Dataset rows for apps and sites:
((
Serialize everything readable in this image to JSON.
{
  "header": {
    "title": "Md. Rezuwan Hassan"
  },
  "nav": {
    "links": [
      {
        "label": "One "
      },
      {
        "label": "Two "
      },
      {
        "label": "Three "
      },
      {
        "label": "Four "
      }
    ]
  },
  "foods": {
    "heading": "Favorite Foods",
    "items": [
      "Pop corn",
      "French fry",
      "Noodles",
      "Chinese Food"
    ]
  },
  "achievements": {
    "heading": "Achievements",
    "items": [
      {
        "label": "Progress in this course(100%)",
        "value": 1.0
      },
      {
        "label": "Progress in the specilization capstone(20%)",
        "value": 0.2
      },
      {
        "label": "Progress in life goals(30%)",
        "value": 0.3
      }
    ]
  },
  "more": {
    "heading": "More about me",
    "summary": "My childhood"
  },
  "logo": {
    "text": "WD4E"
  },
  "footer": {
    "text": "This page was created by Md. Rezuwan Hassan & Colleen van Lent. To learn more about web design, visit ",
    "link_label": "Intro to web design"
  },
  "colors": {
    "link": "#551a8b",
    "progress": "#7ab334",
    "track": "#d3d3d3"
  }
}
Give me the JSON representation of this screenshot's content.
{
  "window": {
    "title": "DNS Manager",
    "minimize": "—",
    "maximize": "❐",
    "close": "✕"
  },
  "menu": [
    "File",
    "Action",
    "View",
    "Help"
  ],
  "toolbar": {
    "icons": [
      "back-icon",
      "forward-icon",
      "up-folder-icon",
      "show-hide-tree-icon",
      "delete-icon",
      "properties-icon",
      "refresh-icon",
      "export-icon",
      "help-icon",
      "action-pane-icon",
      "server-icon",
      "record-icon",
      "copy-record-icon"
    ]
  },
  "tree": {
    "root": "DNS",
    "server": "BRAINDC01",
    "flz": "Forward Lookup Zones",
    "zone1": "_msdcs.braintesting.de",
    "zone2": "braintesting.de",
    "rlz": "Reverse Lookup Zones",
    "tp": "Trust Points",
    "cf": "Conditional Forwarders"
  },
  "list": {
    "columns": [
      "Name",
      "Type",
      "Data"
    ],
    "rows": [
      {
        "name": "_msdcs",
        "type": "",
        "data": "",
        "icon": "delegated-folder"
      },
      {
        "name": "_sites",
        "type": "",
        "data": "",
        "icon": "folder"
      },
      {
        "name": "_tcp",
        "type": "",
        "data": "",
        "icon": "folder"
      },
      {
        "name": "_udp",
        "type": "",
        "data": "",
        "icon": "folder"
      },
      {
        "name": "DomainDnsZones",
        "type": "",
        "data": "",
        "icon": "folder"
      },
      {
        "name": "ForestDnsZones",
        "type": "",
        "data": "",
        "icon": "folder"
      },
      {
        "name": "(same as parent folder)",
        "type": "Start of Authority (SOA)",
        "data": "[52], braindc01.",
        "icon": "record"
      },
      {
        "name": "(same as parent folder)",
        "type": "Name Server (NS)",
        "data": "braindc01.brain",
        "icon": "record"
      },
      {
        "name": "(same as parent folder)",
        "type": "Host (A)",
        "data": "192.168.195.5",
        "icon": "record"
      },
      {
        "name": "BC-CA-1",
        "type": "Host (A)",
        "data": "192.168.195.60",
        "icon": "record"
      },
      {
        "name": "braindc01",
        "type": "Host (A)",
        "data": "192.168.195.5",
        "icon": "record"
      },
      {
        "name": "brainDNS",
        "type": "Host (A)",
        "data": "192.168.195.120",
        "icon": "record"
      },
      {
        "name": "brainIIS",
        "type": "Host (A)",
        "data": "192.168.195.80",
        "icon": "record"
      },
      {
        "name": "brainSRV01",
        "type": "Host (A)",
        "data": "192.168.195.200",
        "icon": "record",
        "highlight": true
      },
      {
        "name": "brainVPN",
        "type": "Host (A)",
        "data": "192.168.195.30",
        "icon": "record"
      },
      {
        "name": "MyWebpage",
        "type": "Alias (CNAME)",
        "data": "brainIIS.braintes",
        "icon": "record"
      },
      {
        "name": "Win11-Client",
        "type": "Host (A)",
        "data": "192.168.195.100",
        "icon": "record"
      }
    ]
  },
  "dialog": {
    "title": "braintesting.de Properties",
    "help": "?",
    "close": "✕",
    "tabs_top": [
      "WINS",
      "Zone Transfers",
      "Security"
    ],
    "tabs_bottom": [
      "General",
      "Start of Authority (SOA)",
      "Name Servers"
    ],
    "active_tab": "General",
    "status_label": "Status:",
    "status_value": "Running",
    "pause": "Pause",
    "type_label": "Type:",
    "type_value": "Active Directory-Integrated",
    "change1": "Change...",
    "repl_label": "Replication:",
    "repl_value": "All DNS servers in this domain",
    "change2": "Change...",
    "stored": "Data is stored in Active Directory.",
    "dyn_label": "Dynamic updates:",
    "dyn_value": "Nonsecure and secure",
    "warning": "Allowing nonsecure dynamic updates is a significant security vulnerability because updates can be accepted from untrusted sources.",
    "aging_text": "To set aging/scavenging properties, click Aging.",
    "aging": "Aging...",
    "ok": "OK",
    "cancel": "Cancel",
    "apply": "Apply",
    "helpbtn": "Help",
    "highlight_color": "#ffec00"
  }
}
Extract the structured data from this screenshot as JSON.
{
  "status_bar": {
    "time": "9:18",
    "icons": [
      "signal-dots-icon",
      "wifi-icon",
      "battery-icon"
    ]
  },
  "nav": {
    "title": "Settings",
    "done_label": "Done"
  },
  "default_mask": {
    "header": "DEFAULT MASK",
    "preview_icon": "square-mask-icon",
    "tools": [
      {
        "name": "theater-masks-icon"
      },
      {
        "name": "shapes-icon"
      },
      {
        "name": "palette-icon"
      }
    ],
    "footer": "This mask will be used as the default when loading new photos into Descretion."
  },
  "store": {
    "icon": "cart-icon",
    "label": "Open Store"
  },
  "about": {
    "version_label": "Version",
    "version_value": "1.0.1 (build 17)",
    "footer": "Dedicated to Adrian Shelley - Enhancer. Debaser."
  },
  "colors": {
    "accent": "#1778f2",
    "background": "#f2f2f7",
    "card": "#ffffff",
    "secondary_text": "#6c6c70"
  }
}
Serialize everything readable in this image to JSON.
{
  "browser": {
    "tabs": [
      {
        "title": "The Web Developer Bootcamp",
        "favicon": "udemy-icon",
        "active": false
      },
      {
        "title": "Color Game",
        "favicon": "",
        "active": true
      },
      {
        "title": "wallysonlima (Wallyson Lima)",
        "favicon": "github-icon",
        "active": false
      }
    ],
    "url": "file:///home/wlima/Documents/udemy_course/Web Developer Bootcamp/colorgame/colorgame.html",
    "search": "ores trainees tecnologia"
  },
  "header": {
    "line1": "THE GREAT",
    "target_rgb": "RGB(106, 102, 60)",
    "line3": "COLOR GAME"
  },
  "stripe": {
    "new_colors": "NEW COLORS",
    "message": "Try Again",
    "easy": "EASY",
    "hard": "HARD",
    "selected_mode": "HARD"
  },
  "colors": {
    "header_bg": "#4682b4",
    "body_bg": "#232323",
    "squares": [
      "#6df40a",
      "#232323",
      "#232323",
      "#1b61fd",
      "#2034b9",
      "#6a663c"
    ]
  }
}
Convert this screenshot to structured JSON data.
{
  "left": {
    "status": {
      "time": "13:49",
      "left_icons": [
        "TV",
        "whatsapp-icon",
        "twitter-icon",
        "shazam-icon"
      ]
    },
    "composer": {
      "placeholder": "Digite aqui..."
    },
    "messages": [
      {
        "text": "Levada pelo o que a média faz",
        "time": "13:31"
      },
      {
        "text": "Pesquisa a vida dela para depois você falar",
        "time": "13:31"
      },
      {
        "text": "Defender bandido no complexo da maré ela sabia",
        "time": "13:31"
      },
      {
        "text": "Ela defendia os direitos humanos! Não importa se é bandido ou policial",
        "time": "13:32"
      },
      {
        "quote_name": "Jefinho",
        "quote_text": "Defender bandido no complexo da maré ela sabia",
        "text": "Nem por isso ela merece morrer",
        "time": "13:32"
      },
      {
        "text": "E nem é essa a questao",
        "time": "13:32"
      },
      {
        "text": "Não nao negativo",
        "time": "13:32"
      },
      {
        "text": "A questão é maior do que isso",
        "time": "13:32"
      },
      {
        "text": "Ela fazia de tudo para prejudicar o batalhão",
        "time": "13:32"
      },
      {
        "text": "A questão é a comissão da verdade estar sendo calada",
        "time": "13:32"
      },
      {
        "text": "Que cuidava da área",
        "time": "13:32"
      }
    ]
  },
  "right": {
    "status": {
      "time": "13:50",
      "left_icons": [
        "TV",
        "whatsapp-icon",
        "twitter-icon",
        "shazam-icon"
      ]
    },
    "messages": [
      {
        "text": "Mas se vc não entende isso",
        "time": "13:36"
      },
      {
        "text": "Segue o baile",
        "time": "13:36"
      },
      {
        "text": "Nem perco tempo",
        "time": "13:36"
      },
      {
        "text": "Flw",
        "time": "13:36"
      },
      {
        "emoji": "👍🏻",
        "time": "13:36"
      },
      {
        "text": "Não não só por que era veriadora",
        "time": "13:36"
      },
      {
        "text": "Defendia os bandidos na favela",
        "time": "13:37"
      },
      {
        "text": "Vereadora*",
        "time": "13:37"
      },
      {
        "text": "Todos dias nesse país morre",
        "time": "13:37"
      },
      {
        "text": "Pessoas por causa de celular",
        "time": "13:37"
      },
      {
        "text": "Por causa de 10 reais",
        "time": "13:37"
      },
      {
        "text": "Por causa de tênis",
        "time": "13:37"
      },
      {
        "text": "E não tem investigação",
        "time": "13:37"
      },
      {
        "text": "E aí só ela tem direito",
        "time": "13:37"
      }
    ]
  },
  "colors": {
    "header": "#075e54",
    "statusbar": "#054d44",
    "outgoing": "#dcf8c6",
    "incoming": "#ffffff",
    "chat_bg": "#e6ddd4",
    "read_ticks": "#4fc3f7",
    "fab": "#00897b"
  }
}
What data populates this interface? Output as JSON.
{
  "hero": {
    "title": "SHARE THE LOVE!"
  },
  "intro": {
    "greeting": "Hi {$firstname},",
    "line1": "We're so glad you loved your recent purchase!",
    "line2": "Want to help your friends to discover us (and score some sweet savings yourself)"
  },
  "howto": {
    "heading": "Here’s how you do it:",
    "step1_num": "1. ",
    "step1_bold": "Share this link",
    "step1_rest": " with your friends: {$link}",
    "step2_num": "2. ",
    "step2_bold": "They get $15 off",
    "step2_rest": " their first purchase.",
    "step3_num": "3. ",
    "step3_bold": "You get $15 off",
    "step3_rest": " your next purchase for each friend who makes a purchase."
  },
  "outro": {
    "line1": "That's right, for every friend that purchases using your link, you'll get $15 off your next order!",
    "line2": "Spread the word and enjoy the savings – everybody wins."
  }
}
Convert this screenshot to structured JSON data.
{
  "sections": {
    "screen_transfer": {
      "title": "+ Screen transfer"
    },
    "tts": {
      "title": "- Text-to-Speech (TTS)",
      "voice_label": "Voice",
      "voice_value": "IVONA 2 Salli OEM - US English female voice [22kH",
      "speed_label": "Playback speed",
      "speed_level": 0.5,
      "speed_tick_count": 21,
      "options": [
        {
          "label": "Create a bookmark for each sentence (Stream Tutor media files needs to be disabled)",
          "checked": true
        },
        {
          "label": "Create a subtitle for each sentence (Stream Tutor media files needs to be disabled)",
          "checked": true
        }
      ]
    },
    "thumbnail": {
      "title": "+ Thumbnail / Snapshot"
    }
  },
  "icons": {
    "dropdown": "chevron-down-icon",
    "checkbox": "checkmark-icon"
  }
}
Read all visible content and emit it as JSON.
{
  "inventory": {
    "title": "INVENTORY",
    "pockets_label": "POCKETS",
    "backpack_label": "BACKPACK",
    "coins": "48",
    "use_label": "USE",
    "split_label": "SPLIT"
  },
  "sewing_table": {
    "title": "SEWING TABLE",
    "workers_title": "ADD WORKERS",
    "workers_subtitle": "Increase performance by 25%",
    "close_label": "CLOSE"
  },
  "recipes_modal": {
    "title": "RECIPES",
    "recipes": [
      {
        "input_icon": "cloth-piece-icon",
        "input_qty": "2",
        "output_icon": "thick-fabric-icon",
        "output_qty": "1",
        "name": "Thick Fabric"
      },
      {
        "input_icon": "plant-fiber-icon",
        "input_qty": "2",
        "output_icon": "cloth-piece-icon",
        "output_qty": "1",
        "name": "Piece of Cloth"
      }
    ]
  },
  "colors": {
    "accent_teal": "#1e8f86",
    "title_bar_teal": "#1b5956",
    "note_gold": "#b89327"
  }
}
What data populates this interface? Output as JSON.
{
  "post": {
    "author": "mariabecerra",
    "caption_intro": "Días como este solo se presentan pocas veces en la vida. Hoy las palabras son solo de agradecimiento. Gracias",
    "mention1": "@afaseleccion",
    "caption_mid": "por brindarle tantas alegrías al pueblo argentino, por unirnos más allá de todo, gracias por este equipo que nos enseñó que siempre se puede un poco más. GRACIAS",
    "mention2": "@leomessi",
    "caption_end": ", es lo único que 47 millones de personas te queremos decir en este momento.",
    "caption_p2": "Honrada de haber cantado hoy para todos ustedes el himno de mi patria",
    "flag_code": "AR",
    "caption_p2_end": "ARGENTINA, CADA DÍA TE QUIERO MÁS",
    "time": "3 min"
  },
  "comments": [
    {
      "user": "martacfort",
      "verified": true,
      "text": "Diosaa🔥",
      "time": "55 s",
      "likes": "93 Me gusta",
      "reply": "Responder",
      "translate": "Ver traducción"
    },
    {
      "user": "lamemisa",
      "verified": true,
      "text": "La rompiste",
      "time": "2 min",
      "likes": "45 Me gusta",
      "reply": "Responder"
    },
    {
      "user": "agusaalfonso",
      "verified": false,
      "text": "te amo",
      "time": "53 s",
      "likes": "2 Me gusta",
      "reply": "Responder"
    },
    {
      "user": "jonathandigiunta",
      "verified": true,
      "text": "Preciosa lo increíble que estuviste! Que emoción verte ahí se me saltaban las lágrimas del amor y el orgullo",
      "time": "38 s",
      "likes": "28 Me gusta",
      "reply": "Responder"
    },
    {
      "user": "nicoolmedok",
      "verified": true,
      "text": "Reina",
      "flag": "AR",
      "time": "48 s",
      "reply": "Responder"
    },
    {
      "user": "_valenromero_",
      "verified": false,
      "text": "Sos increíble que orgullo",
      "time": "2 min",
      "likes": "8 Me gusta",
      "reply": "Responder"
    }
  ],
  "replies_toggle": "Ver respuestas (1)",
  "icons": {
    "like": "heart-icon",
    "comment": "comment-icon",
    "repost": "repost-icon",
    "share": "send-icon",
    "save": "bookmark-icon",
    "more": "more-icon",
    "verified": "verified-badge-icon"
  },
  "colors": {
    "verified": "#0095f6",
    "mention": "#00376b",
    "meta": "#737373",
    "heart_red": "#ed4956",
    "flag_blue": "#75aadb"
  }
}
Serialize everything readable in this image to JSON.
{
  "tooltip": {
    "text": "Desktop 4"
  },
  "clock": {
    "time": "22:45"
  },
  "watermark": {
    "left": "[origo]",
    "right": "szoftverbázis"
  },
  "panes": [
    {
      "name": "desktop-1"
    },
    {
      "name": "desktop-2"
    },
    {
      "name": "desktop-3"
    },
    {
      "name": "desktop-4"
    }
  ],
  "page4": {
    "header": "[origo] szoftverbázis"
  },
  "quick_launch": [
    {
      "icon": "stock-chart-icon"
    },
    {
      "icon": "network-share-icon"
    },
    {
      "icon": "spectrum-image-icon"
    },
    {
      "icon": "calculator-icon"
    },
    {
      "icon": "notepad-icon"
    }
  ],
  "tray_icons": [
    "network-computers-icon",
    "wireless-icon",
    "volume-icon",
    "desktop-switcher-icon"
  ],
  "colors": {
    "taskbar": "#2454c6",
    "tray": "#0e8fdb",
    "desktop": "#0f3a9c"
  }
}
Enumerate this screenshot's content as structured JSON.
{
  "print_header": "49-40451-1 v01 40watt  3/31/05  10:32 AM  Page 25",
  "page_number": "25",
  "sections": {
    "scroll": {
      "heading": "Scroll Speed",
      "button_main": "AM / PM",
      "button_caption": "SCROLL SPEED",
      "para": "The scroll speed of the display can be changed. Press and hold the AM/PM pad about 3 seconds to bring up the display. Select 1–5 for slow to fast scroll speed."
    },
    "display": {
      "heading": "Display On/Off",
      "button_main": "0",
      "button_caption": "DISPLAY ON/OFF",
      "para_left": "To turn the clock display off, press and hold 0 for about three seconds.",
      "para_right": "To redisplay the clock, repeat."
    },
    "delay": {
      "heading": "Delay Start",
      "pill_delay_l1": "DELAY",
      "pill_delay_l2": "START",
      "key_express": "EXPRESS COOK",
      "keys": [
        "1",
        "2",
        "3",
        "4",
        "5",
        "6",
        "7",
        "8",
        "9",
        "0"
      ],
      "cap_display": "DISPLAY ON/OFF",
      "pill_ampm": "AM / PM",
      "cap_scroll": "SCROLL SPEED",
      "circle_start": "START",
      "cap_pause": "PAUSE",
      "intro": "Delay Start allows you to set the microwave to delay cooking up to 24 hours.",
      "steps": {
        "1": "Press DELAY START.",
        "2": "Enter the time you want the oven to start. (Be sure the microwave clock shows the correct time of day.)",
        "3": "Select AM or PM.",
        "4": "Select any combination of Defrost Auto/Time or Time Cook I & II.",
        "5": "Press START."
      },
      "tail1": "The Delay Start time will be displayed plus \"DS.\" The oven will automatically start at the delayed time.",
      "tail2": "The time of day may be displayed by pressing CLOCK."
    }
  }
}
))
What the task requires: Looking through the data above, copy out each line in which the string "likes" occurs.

Exercise result:
      "likes": "93 Me gusta",
      "likes": "45 Me gusta",
      "likes": "2 Me gusta",
      "likes": "28 Me gusta",
      "likes": "8 Me gusta",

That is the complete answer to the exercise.